WATER

Given Namibia's mainly arid climate and absence of perennial rivers except along the northern and southern borders, water is a particularly precious resource and ensuring a reliable supply has consequently a high priority. This is particularly vital for the development of new mines and other industries with a high level of water demand, while maintaining and extending potable water supplies to the population as a whole. The severe drought which hit the country in early 1992 highlighted the vulnerability of large groups of Namibians-especially in remoter rural districts-to water shortages, and the importance of ensuring a balance of supply to people and to commercial undertakings.

Most rivers-including all those in the interior of the country-are ephemeral and carry water only when enough rain falls in their respective catchment areas, which usually occurs only for short periods. Because of the unreliability and unevenness of rainfall, considerable usage is made of resources contained in underground aquifers. Water is stored and distributed via pipelines and canals from dams, or directly drawn from rivers, boreholes acquifers and water reclamation works. The perennial rivers that rise in neighbouring countries- the Kunene, Okavango, Zambezi and Orange-have a much higher potential in comparison with inland sources and are likely to be drawn on increasingly in coming years.



Water demand

The demand for water from inland sources was estimated at 200 mn cubic metres in 1990 and is projected as rising to 300 mn cubic metres by the year 2000. This will exceed the sustainable yield from available inland sources throughout much of the country and water will need to be obtained in greater quantities from the border perennial rivers. This is already takes place on a limited scale in the north where larger centres are supplied by water carried by canal from the Kunene River. Present demand for water from perennial rivers is some 50 mn cubic metres per year and this is expected to rise sixfold to 300mn over the next few years, including water for large-scale irrigation. While this represents a substantial increase in terms of present consumption it would still account for only an estimated 0.5% of total normal annual flow of the rivers concerned. Bilateral consultations are held with Namibia's neighbours to ensure optimum utilisation; in 1991 a joint agreement with Angola was signed covering cooperation in the use of the Kunene River for both water supply and energy purposes.



Water supply

The Department of Water Affairs (DWA) is responsible for bulk water supplies, while water is distributed to domestic households and commercial users in urban areas by municipalities. There are already 126 bulk water supply schemes of varying capacities supplying around 82 mn cubic metres per year for domestic, irrigation and industrial purposes with total investment estaimated at R1.5 bn. The country's largest storage dam at Hardap near Marienthal, has a capacity of 300 mn cubic metres, about half the national total. Inland water supply can be divided into four distinct areas, the southern region, north-central region, central coastal region and northern region. The Fish River bisects the southern region with most economic activity in the proximity of the river and its larger tributaries.
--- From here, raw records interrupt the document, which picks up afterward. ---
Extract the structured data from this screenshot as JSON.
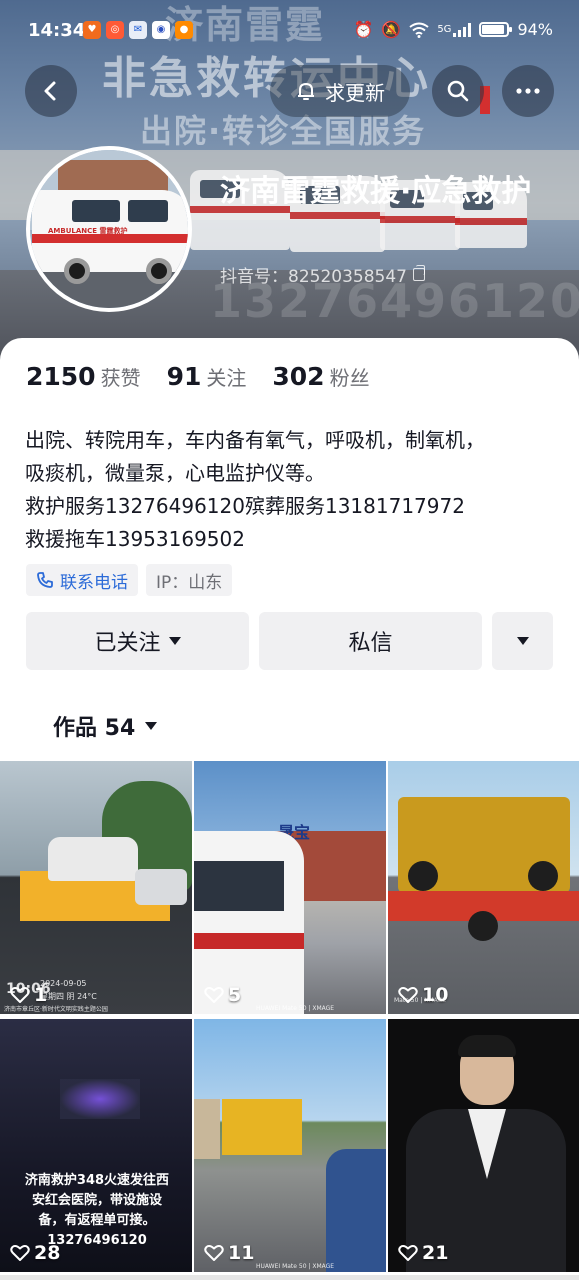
{
  "status_bar": {
    "time": "14:34",
    "battery": "94%",
    "network": "5G"
  },
  "cover": {
    "watermark_top": "济南雷霆",
    "watermark_main": "非急救转运中心",
    "watermark_sub": "出院·转诊全国服务",
    "watermark_phone": "13276496120"
  },
  "nav": {
    "update_label": "求更新",
    "back_icon": "chevron-left-icon",
    "search_icon": "search-icon",
    "more_icon": "more-icon"
  },
  "avatar": {
    "ambulance_text": "AMBULANCE 雷霆救护"
  },
  "profile": {
    "name": "济南雷霆救援·应急救护",
    "douyin_id": "抖音号：82520358547"
  },
  "stats": [
    {
      "num": "2150",
      "label": "获赞"
    },
    {
      "num": "91",
      "label": "关注"
    },
    {
      "num": "302",
      "label": "粉丝"
    }
  ],
  "bio": "出院、转院用车，车内备有氧气，呼吸机，制氧机，\n吸痰机，微量泵，心电监护仪等。\n救护服务13276496120殡葬服务13181717972\n救援拖车13953169502",
  "tags": {
    "phone": "联系电话",
    "ip": "IP：山东"
  },
  "actions": {
    "follow": "已关注",
    "message": "私信"
  },
  "works": {
    "label": "作品 54"
  },
  "grid": [
    {
      "likes": "1",
      "caption_date": "2024-09-05",
      "caption_time": "10:06",
      "caption_weather": "星期四 阴 24°C",
      "caption_loc": "济南市章丘区·新时代文明实践主题公园"
    },
    {
      "likes": "5",
      "sign": "晟宝",
      "watermark": "HUAWEI Mate 50 | XMAGE"
    },
    {
      "likes": "10",
      "watermark": "Mate 50 | XMAGE"
    },
    {
      "likes": "28",
      "overlay_line1": "济南救护348火速发往西",
      "overlay_line2": "安红会医院，带设施设",
      "overlay_line3": "备，有返程单可接。",
      "overlay_phone": "13276496120"
    },
    {
      "likes": "11",
      "watermark": "HUAWEI Mate 50 | XMAGE"
    },
    {
      "likes": "21"
    }
  ]
}
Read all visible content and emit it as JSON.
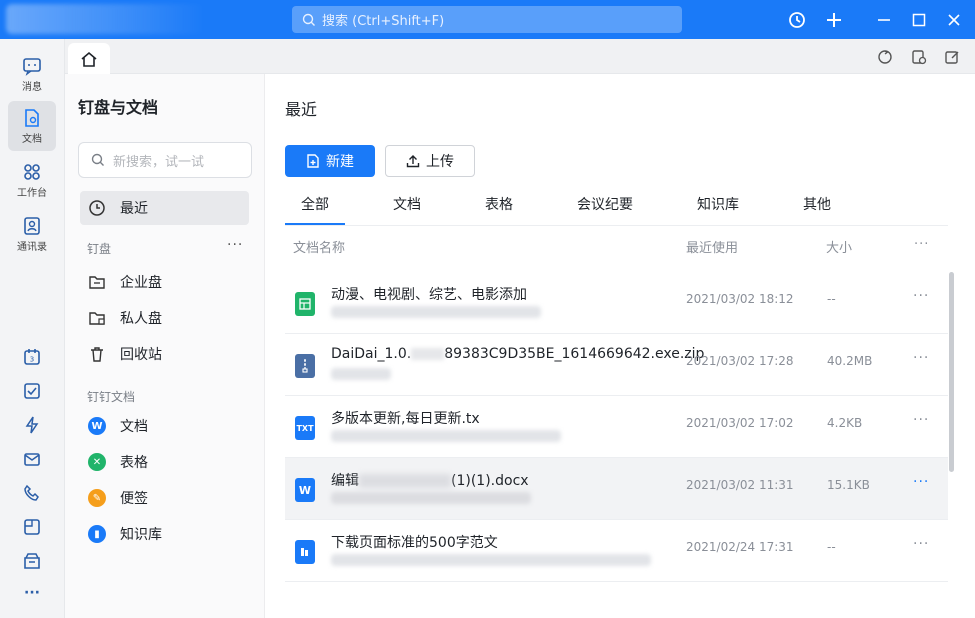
{
  "titlebar": {
    "search_placeholder": "搜索 (Ctrl+Shift+F)"
  },
  "rail": {
    "items": [
      {
        "label": "消息"
      },
      {
        "label": "文档"
      },
      {
        "label": "工作台"
      },
      {
        "label": "通讯录"
      }
    ],
    "more": "···"
  },
  "sidebar": {
    "title": "钉盘与文档",
    "search_placeholder": "新搜索，试一试",
    "recent_label": "最近",
    "section_drive": "钉盘",
    "section_more": "···",
    "drive_items": [
      {
        "label": "企业盘"
      },
      {
        "label": "私人盘"
      },
      {
        "label": "回收站"
      }
    ],
    "section_docs": "钉钉文档",
    "doc_items": [
      {
        "label": "文档",
        "color": "#1a7af8"
      },
      {
        "label": "表格",
        "color": "#20b46a"
      },
      {
        "label": "便签",
        "color": "#f59e1b"
      },
      {
        "label": "知识库",
        "color": "#1a7af8"
      }
    ]
  },
  "main": {
    "title": "最近",
    "new_button": "新建",
    "upload_button": "上传",
    "tabs": [
      "全部",
      "文档",
      "表格",
      "会议纪要",
      "知识库",
      "其他"
    ],
    "columns": {
      "name": "文档名称",
      "last_used": "最近使用",
      "size": "大小",
      "more": "···"
    },
    "files": [
      {
        "name": "动漫、电视剧、综艺、电影添加",
        "date": "2021/03/02 18:12",
        "size": "--",
        "icon": "sheet-icon",
        "more": "···"
      },
      {
        "name": "DaiDai_1.0.",
        "name_tail": "89383C9D35BE_1614669642.exe.zip",
        "date": "2021/03/02 17:28",
        "size": "40.2MB",
        "icon": "zip-icon",
        "more": "···"
      },
      {
        "name": "多版本更新,每日更新.tx",
        "date": "2021/03/02 17:02",
        "size": "4.2KB",
        "icon": "txt-icon",
        "more": "···"
      },
      {
        "name": "编辑",
        "name_tail": "(1)(1).docx",
        "date": "2021/03/02 11:31",
        "size": "15.1KB",
        "icon": "word-icon",
        "more": "···"
      },
      {
        "name": "下载页面标准的500字范文",
        "date": "2021/02/24 17:31",
        "size": "--",
        "icon": "doc-icon",
        "more": "···"
      }
    ]
  },
  "colors": {
    "accent": "#1a7af8",
    "sheet": "#20b46a",
    "zip": "#4a6fa5",
    "word": "#1a7af8"
  }
}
Some 40% of the river's potential is currently realised, and it should be able to support future development in this region. The major water supply for the north-central region, containing the capital, the Tsumeb/Kombat mines and most of Namibia's large cattle ranches, is via the Eastern National Water Carrier (ENWC) which comprises a number of dams and the groundwater resource of the Karstveld, near Grootfontein. However, existing inland sources will shortly become inadequate for this region; in order not to exhaust the groundwater resource, tapping the Okavango River via a 250 km pipeline from Grootfontein to Rundu is the most feasible option. Ensuring reliable supplies to the west-central coastal region, which includes Walvis Bay, Swakopmund, the Rossing and Navachab mines has always been problematic. Water is currently tapped from ancient alluvial acquifers of the ephemeral rivers that flow into the sea but a long term supply has still to be assured. Two alternatives under consideration are for a link up to the ENWC and/or the construction of a seawater desalination plant at the coast. A proposal for an aluminium smelter made by a group of Dubai-based investors in 1992 includes a desalination plant.

In the densely-populated central areas of northern Namibia saline groundwater conditions and unfavourable surface catchment sites make it vital to expand the distribution network and link it to a perennial source of supply such as the Kunene River. This would also provide the most feasible source for the highly prospective northwestern Kaokoveld, where mining developments would require reliable bulk water supply.



Operations and tariffs

Water tariffs vary according to location and pipeline amortisation as they are linked to the capital cost and maintenance of each separate water supply system. The standard tariff varied between 50-100 cents per cubic metre as of 1992. Major economically-viable undertakings are normally required to pay the full economic cost of their water consumption, however, a flexible approach is adopted depending on the circumstances of individual consumers. Where, for instance, there is a ready source from a ground dam in the vicinity, water can be offered to preferential rates to new users. An example of the cross-benefits that can ensue when a new development provides the economic justification for improving infrastructure are the arrangements made to supply water to the Navachab gold mine. This involved expenditure of R28 mn by the government on construction of an 85 km pipeline from the Swakopport Dam, but the pipeline also supplies water to the nearby towns of Karibib and Usakos. Navachab will ultimately pay R14 mn towards the capital cost of the pipeline by way of a fixed monthly tariff over and above normal consumption charges.

The broad operational policies of the DWA are: